With the continual development of new technologies aimed at making exploration and production more efficient, oil and gas projects have become troves of data. For facilities engineers, design and construction teams, operators, and production managers, the data are essential in creating a digital ecosystem that can help them build more reliable platforms and facilities in the future. Information management is a significant challenge, but it provides an opportunity for improved project performance, an expert said.
In a webinar hosted by the SPE Gulf Coast Section Projects, Facilities, and Construction Study Group, Jim Crompton discussed the ways in which effective use of data may improve the efficiency and reliability of facility management. Crompton is the managing director at Reflections Data Consulting and a former senior adviser for upstream information technology at Chevron.
In the webinar, “Digital Facilities Engineering—No Document Left Behind,” Crompton defined the scope of a project’s facilities in terms of physical and digital assets. The physical assets include plants on a site, the equipment used to run those facilities, and any additional infrastructure. The digital assets are the documents, drawings, and models, as well as the data gleaned from the construction and operation of the physical facilities.
One of the key objectives operators face in managing facilities is the delivery of capital projects at a faster speed with an improved quality of production and lower construction costs. In addition, they must deal with a greater demand for improved sustainability and risk management under increasing regulatory pressure. But the increasing complexity of facilities design, poor asset information management, and the prohibitive costs of systems integration make these objectives difficult to achieve.
Another impediment to successful asset management is a project’s transition from the construction phase to the operations phase. Crompton said this process is often chaotic and inefficient, primarily because the contracts with engineering, procurement, and construction companies are not specific in requiring the provision of essential information in consistent formats that can be managed and entered into a project’s database. This inefficiency makes it difficult to integrate data across companies over the course of a project’s life cycle.
“This is the biggest information disaster,” Crompton said of the transition process. “We’re dealing with an engineering world that dealt with data in fundamentally different ways. You have people with adequate technologies that are just different.”
Crompton said the integration of data is more of a value driver with projects than the volume of data. To this end, he suggested that the development of a system of systems may help operators. Often used in the aerospace and military defense industries, a system of systems is a collection of dedicated constituent systems of data and other resources, gathered together into a larger, more complex system that offers clearer functionality.
Successful integration relies on a clear delineation of responsibilities for data management that Crompton said is lacking with projects.
“It isn’t that we don’t know who’s in charge. We know that no one is overlooking this data. Most of the time we get all of these systems, we glue them together. Integration is an afterthought. Security is an afterthought. Data access is a forlorn hope. So, we try to throw all these things together in the end instead of having them designed in,” he said.
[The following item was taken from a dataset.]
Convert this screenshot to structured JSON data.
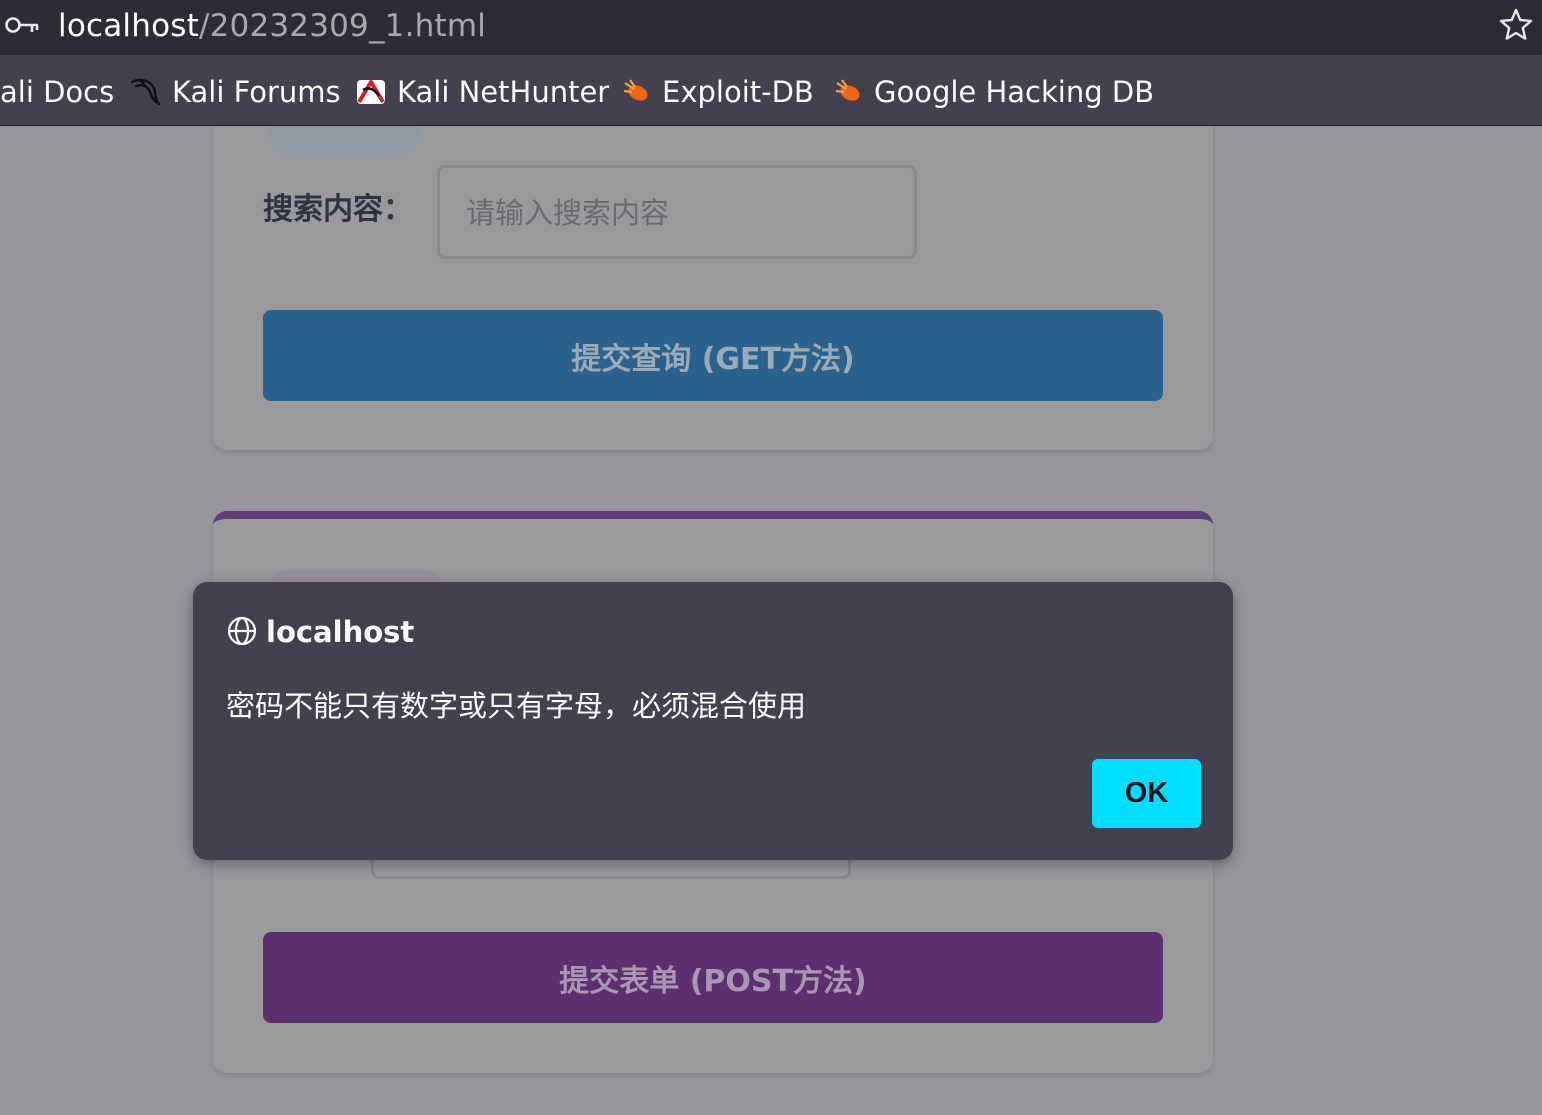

Crompton said operators must bear the brunt of this responsibility. While they cannot be expected to develop every aspect of a data integration infrastructure, he said they must manage data with an eye toward building a system that works over the entire project life cycle.
Successful information management requires the early engagement of all of a project’s stakeholders and the early establishment of standards and procedures. Crompton said it is also important for operators to develop a constructive relationship with contractors and configure their applications to facilitate data consumption.
“Early on, you need to get all of the stakeholders together and say, ‘This is what I expect from you.’ You need to go in there and say these standards apply and these processes apply. It doesn’t mean everybody does everything the same way, but that everybody does things in a common way when they need to interact,” Crompton said. OGF
This webinar is available at https://webevents.spe.org/products/pfc-digital-facilities-engineering-no-document-left-behind.